Chronic kidney disease is defined by reduced estimated glomerular filtration rate (reduced eGFR) or by microalbuminuria (MA). Concordance between reduced eGFR and MA and associated cardiovascular disease (CVD) and all-cause mortality according to these definitions is uncertain.
Participants (n = 2966 [52.6% were women], mean age, 59 years) were drawn from the Framingham Offspring Cohort. Participants were classified into 4 groups based on the presence or absence of reduced eGFR (eGFR < 59 mL/min/1.73 m2 in women, < 64 mL/min/1.73 m2 in men or MA (spot urinary albumin to creatinine ratio of at least 30 mg/g). Cox proportional hazard models were used to determine the combined risk of CVD events and all-cause mortality for each group.
Of the participants, 9.9% (n = 295) had reduced eGFR, and 12.2% (n = 362) had MA. Among those with reduced eGFR, 28% had MA. Those with reduced eGFR and with MA were at increased risk for combined CVD and all-cause mortality compared with those with neither condition (hazard ratio [HR] 1.7, 95% confidence interval [CI], 1.1-2.4; P = .009), whereas those with reduced eGFR and without MA and those without reduced eGFR and with MA had similar HRs (1.3 and 1.2, respectively). Those with reduced eGFR and with MA, as well as those with reduced eGFR and without MA, were at significantly increased risk of all-cause mortality (HR 2.2 [95% CI, 1.4-3.6] and HR 1.7 [95% CI, 1.1-2.6], respectively).

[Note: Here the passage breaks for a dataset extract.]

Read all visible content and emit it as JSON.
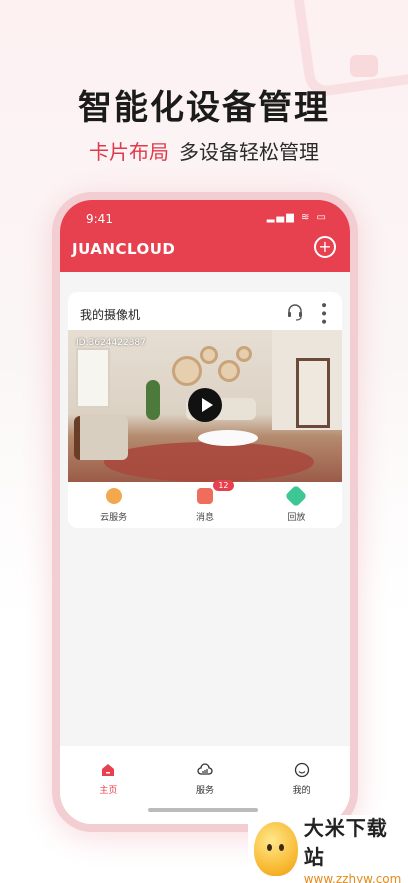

Reduced eGFR and MA are relatively common conditions with different risk factor profiles. The coexistence of reduced eGFR and MA was present in 2.8% of the study sample and conferred substantial increased risk for CVD and all-cause mortality, in part because of a heavy burden of CVD risk factors.